§ Work required:
Below are records; report the number of lines in them that include the word "want", with no other text.

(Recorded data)
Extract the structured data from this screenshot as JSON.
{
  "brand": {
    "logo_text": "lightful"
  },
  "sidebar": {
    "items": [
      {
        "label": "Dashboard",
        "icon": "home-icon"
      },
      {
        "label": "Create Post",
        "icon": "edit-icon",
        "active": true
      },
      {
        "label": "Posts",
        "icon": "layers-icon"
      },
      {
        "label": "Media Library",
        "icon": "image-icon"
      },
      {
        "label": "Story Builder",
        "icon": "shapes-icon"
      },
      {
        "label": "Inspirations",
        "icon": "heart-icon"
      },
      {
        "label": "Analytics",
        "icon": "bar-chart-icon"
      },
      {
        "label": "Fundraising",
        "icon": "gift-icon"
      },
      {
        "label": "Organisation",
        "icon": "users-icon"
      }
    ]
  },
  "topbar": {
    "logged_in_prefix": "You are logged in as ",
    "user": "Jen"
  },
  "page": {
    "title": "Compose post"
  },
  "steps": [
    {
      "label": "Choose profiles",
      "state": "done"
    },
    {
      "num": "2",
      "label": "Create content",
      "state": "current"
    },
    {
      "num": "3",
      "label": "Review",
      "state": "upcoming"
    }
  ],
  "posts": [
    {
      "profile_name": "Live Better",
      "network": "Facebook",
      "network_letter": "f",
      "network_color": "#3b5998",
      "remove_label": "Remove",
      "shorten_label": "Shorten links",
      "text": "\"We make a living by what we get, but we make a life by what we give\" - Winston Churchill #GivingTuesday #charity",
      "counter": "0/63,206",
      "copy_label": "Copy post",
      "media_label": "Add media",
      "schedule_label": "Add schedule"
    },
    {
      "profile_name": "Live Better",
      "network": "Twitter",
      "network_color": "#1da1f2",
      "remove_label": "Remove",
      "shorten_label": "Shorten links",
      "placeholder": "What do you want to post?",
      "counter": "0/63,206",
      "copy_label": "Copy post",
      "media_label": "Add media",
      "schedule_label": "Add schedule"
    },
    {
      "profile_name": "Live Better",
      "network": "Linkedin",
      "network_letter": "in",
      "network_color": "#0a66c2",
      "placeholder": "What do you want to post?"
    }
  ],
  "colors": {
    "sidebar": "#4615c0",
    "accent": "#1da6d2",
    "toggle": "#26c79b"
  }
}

§ Result of this exercise:
2